The previously undisclosed documents raise new questions about the U.S. military's growing reliance on civilian contractors to help fight wars.
Selected e-mails, some of them excerpts, were cited in a May 22 letter to the Justice Department by lawyers suing the Houston-based giant on behalf of the dead drivers' families. The families and most of the survivors of the convoy seek a federal criminal probe of KBR's role in the episode.
[Much more at LA Times]
Last fall Federal Judge Gray Miller (thanks GWB for the nomination to the Bench) ordered the lawsuit shut down, records sealed. Covered up. The case is on appeal. The families wait.
The mess in Iraq is the result of Donald Rumsfeld's active incompetence and arrogance. His determination to move into Iraq with less troops -- Thomas Friedman of the NY Times calls The Rumsfeld Doctrine "just enough troops to lose" -- specifically with about half as many combat and support troops as previously thought necessary, resulted in Theater Commanders having to rely on civilian contractors for necessary supplies, not just for routine operations but for combat critical needs in the heat of battle.

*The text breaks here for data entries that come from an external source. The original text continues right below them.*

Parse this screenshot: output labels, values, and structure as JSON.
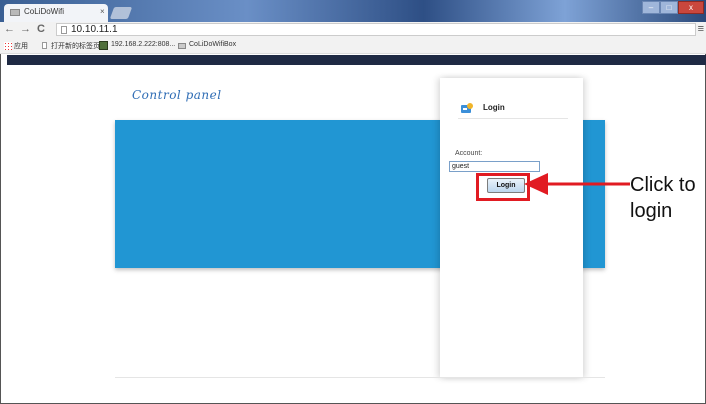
{
  "browser": {
    "tab_title": "CoLiDoWifi",
    "tab_close": "×",
    "url": "10.10.11.1",
    "nav": {
      "back": "←",
      "forward": "→",
      "reload": "C"
    },
    "menu": "≡",
    "window_controls": {
      "minimize": "–",
      "maximize": "□",
      "close": "x"
    }
  },
  "bookmarks": [
    {
      "label": "应用"
    },
    {
      "label": "打开新的标签页"
    },
    {
      "label": "192.168.2.222:808..."
    },
    {
      "label": "CoLiDoWifiBox"
    }
  ],
  "page": {
    "title": "Control panel",
    "login": {
      "title": "Login",
      "account_label": "Account:",
      "account_value": "guest",
      "button_label": "Login"
    },
    "callout": "Click to\nlogin"
  },
  "colors": {
    "topbar": "#1f2a44",
    "panel_blue": "#2196d3",
    "highlight_red": "#e11b22",
    "title_blue": "#2f6db5"
  }
}
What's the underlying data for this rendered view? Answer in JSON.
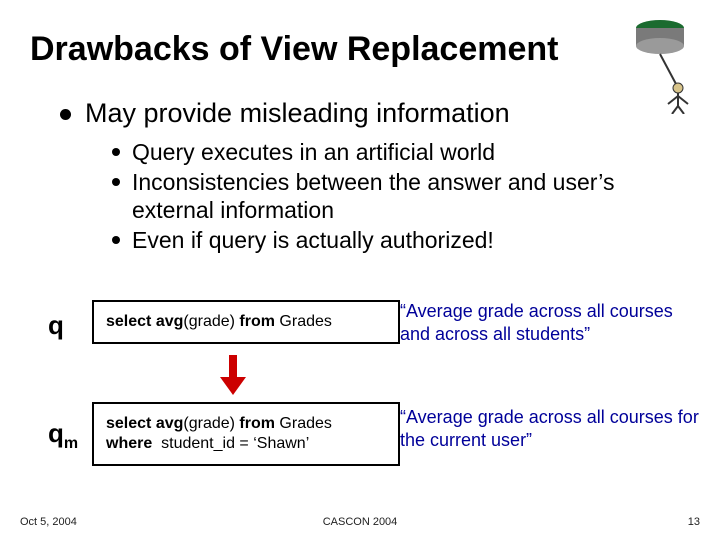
{
  "title": "Drawbacks of View Replacement",
  "main_bullet": "May provide misleading information",
  "sub_bullets": [
    "Query executes in an artificial world",
    "Inconsistencies between the answer and user’s external information",
    "Even if query is actually authorized!"
  ],
  "row1": {
    "label": "q",
    "code_html": "select avg(grade) from Grades",
    "quote": "“Average grade across all courses and across all students”"
  },
  "row2": {
    "label_main": "q",
    "label_sub": "m",
    "code_line1": "select avg(grade) from Grades",
    "code_line2": "where  student_id = ‘Shawn’",
    "quote": "“Average grade across all courses for the current user”"
  },
  "footer": {
    "left": "Oct 5, 2004",
    "center": "CASCON 2004",
    "right": "13"
  }
}
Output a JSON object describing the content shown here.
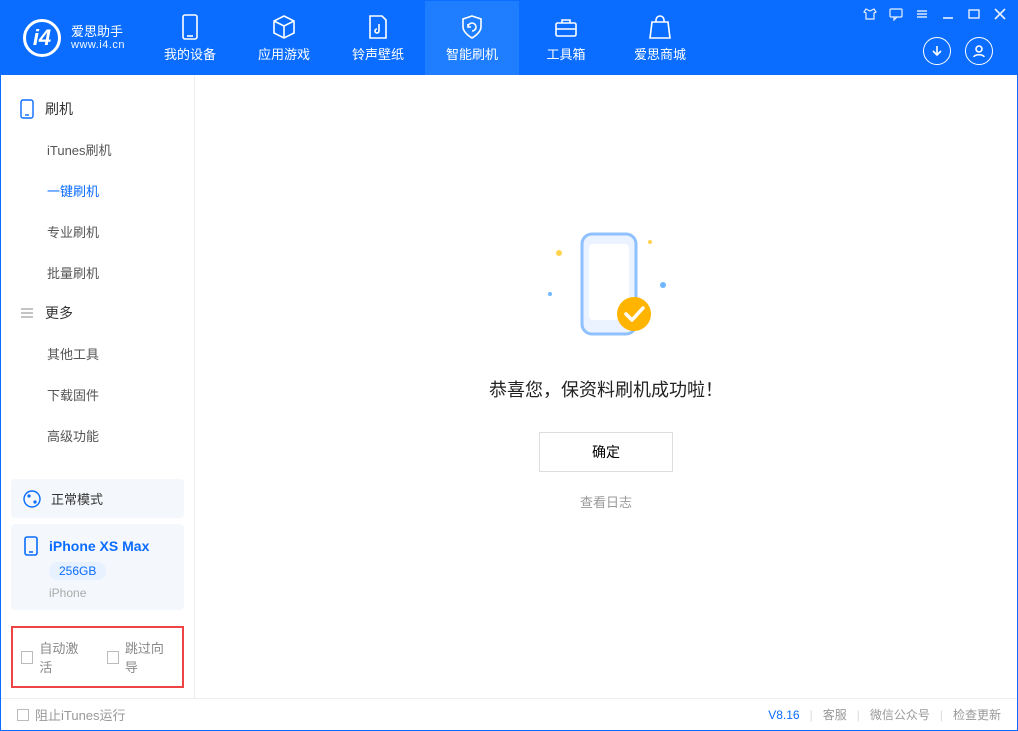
{
  "brand": {
    "name": "爱思助手",
    "url": "www.i4.cn"
  },
  "header_tabs": {
    "device": "我的设备",
    "apps": "应用游戏",
    "ring": "铃声壁纸",
    "flash": "智能刷机",
    "tools": "工具箱",
    "store": "爱思商城"
  },
  "sidebar": {
    "section_flash": "刷机",
    "items_flash": {
      "itunes": "iTunes刷机",
      "onekey": "一键刷机",
      "pro": "专业刷机",
      "batch": "批量刷机"
    },
    "section_more": "更多",
    "items_more": {
      "other": "其他工具",
      "firmware": "下载固件",
      "adv": "高级功能"
    }
  },
  "mode_bar": {
    "label": "正常模式"
  },
  "device": {
    "name": "iPhone XS Max",
    "storage": "256GB",
    "type": "iPhone"
  },
  "options": {
    "auto_activate": "自动激活",
    "skip_wizard": "跳过向导"
  },
  "main": {
    "message": "恭喜您，保资料刷机成功啦！",
    "ok": "确定",
    "view_log": "查看日志"
  },
  "footer": {
    "block_itunes": "阻止iTunes运行",
    "version": "V8.16",
    "cs": "客服",
    "wechat": "微信公众号",
    "update": "检查更新"
  }
}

This caused trouble. Got people killed.
To contrast (with how it should work), during the Battle of the Bulge, General Patton disengaged his Third Army, turned it 90 degrees and moved two divisions 100 miles through a blizzard, attacking on the line with troops and tanks, all their ammunition and fuel. Patton could do this because he understood as Rumsfeld does not, that war is first a matter of logistics.
By screwing over his combat commanders with not enough combat support personal and supplies, Rumsfeld left them no choice but to hand over logistical control of fuel and ammunition to civilians. I'd rather go into combat with less shooters than give up logistical control. If you can't control your supply chain, you really are fucked.
The Army tried to treat KBR like soldiers. To the credit of KBR's drivers, they responded like soldiers and pushed out. To the discredit of KBR's managers, they're not soldiers and failed to say "no", which would have protected their drivers who shouldn't have been put on the line absent an absolutely secure road. No secure road, no supplies.
As a medic I've let people die many times while I waited two blocks away for the scene to be secured. The first rule is come home alive at the end of your shift. Same for drivers. Their managers failed them and so did the Army.
One of the reasons we are failing today in Iraq is because the Army still depends on civilian logistics. Till we go back to old-school Army control of our own combat support, we remain vulnerable in the worst way, not just to civilian casualties but to failure of mission. The kind of failure that leaves a division without beans, fuel or bullets and buried in the shit.
Reason #213 why we need to leave Iraq: War is a matter of logistics. We don't control ours.